Matters weren’t helped by a sticky gearbox on our test unit, which meant changing gear required a determined tug on the lever to extract it from one gear and plug it into the next.
Daihatsu has fitted a full range of braking aids and retardation is consistent, if not especially rapid. The stoppers are a mix of ventilated discs in front and drums at the back.
★ ★ ★
First the good news: the Terios Off-Road lives up to its name and left us very impressed with the way it tackled the dirt. In is incredibly nimble and combines a tiny turning circle with lots of ground clearance and short overhangs.
While the suspension travel is not exceptional, the centre diff lock means there is good go-forward even on very uneven surfaces.
And while hill descent control would be welcome, the short first gear makes it both fairly easy to maintain control on downhills or tackle relatively steep climbs. The low down torque certainly helped, too, and we never needed to rush at obstacles to be sure of clearing them before the engine bogged down.
The tyres played an important part, steering accurately on a variety of firm and loose surfaces and contributing still further to the Terios’s remarkable agility and nimbleness.
But we suspect they also play a significant part in the car’s poor ride and there is very little in the way of plushness to smooth out the ripples, lumps and potholes of our suburban roads.
You feel every little bump and the rear is completely unforgiving – we’ve driven race cars with more compliance – and there’s also a lot of tyre noise to go with that emanating from the tailpipe.
★ ★ ★
The Terios Off-Road finds itself positioned in no man’s land, though “glass half-full” people may see that as an opportunity, because it also has no obvious rivals. There’s not much without low range that can match it in the dirt and it feels tough enough to play there all day.

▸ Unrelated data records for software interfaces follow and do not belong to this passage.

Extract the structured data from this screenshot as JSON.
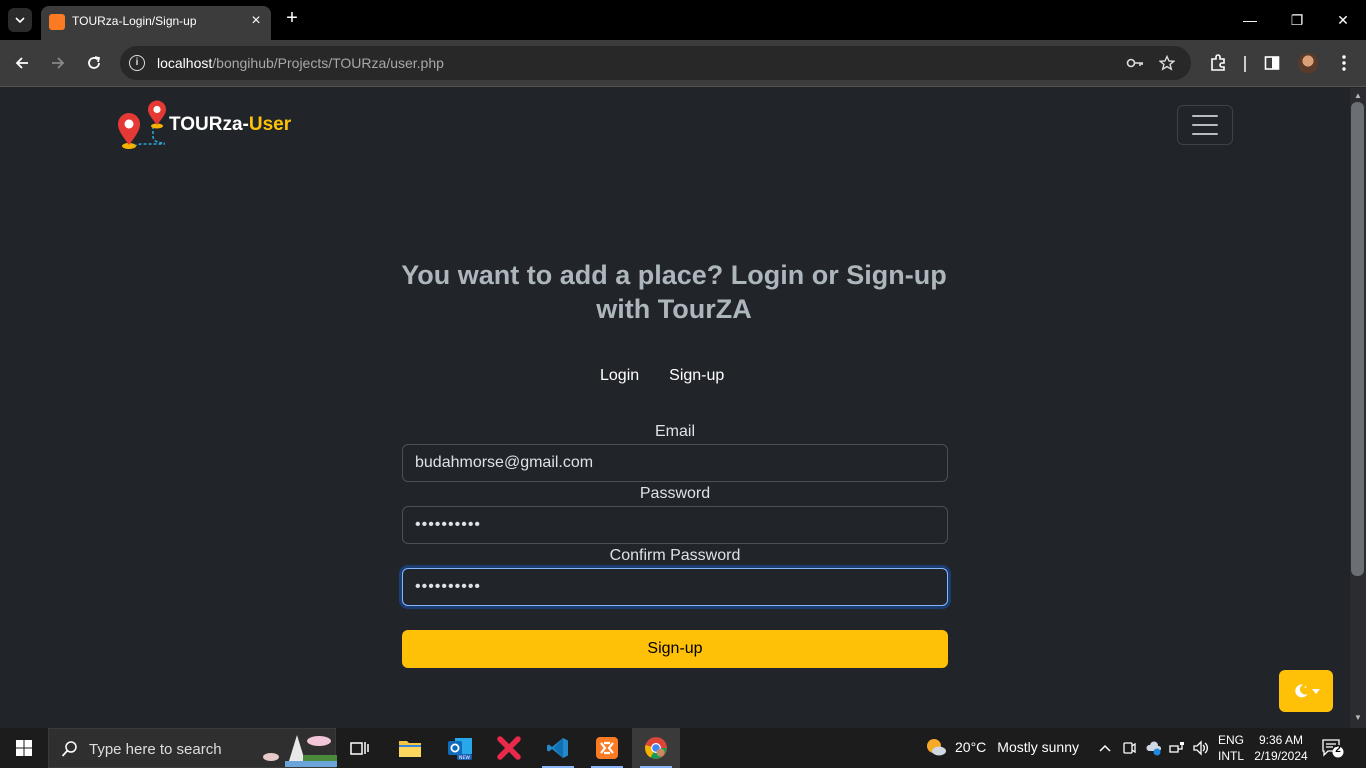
{
  "browser": {
    "tab_title": "TOURza-Login/Sign-up",
    "url_host": "localhost",
    "url_path": "/bongihub/Projects/TOURza/user.php"
  },
  "page": {
    "brand_main": "TOURza-",
    "brand_accent": "User",
    "headline": "You want to add a place? Login or Sign-up with TourZA",
    "tabs": [
      "Login",
      "Sign-up"
    ],
    "form": {
      "email_label": "Email",
      "email_value": "budahmorse@gmail.com",
      "password_label": "Password",
      "password_value": "••••••••••",
      "confirm_label": "Confirm Password",
      "confirm_value": "••••••••••",
      "submit_label": "Sign-up"
    }
  },
  "taskbar": {
    "search_placeholder": "Type here to search",
    "weather_temp": "20°C",
    "weather_desc": "Mostly sunny",
    "lang_line1": "ENG",
    "lang_line2": "INTL",
    "time": "9:36 AM",
    "date": "2/19/2024",
    "notification_count": "2"
  },
  "colors": {
    "accent": "#ffc107",
    "page_bg": "#212529",
    "headline": "#adb5bd"
  }
}
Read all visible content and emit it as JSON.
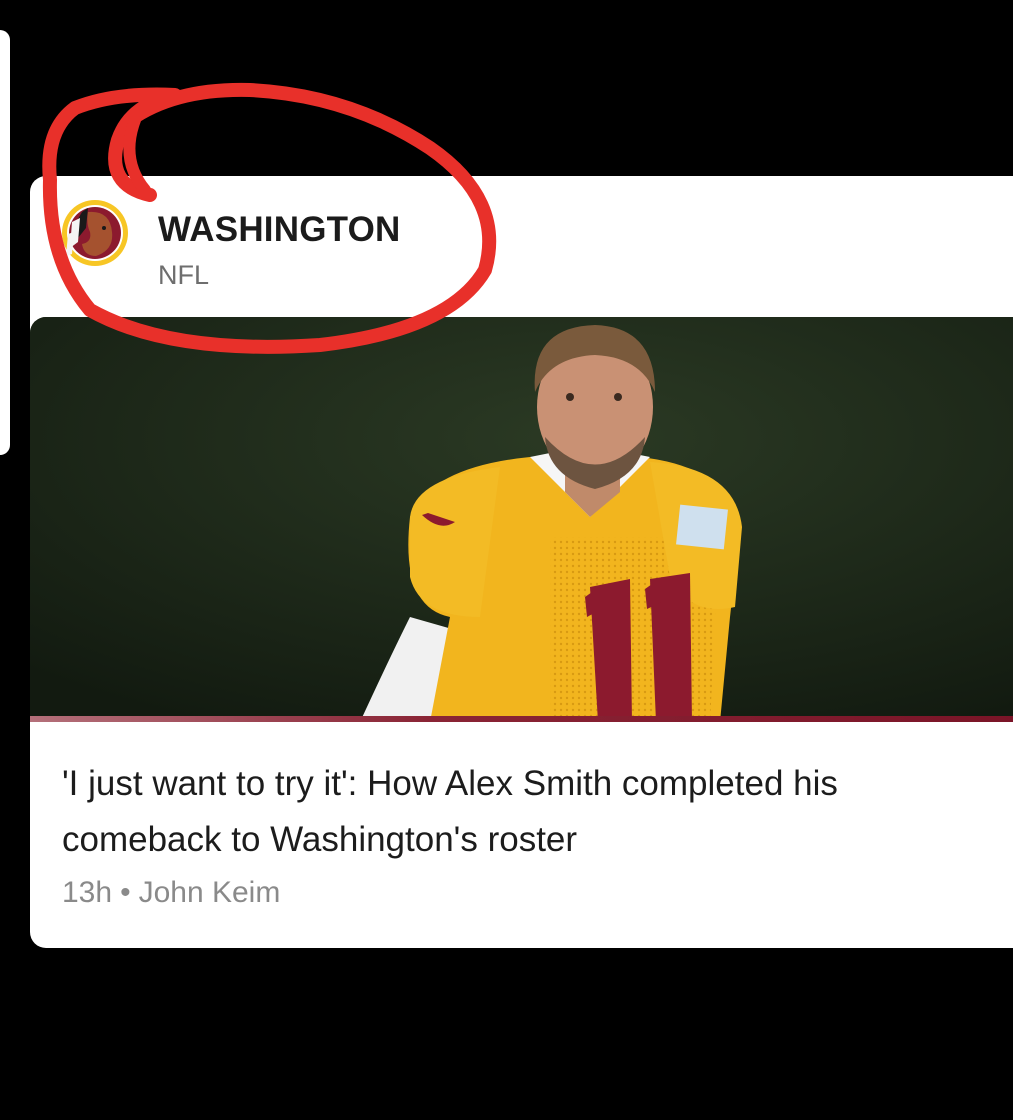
{
  "card": {
    "team_name": "WASHINGTON",
    "league": "NFL",
    "logo_icon": "redskins-logo-icon",
    "image": {
      "description_icon": "football-player-photo",
      "jersey_number": "11"
    },
    "headline": "'I just want to try it': How Alex Smith completed his comeback to Washington's roster",
    "time": "13h",
    "separator": "•",
    "author": "John Keim"
  },
  "colors": {
    "annotation": "#e8302a",
    "accent_stripe": "#7a1427",
    "jersey": "#f2b51e",
    "number": "#8c1a2e"
  }
}
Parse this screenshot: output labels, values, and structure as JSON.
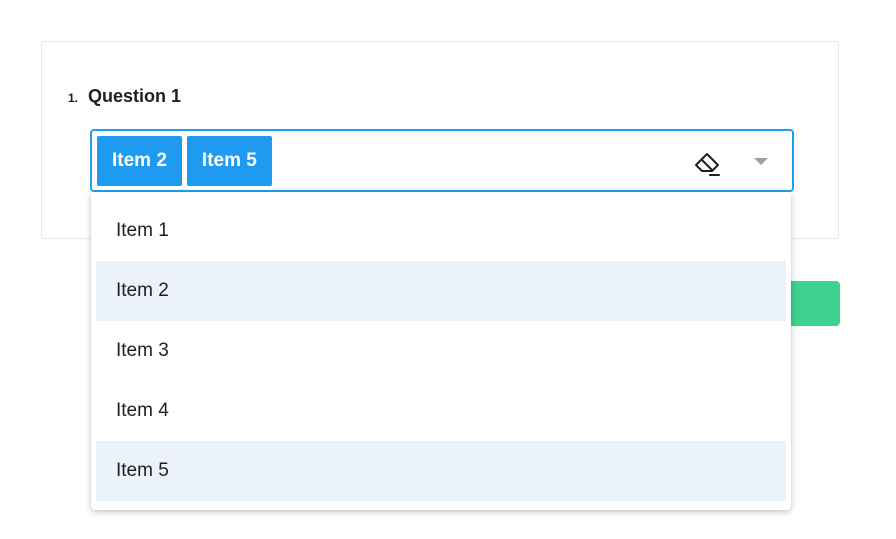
{
  "question": {
    "number": "1.",
    "title": "Question 1"
  },
  "tagbox": {
    "tags": [
      "Item 2",
      "Item 5"
    ]
  },
  "dropdown": {
    "items": [
      {
        "label": "Item 1",
        "selected": false
      },
      {
        "label": "Item 2",
        "selected": true
      },
      {
        "label": "Item 3",
        "selected": false
      },
      {
        "label": "Item 4",
        "selected": false
      },
      {
        "label": "Item 5",
        "selected": true
      }
    ]
  },
  "icons": {
    "clear": "eraser-icon",
    "expand": "chevron-down-icon"
  },
  "colors": {
    "accent": "#1e9bf0",
    "focus_border": "#21a0ef",
    "selected_bg": "#ebf2fa",
    "green_button": "#3dd28f"
  }
}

But the off-road competency comes at a cost: noise levels and harsh ride make it a tiring companion on the tar while even in upgraded form the small engine makes open road cruising something of a chore.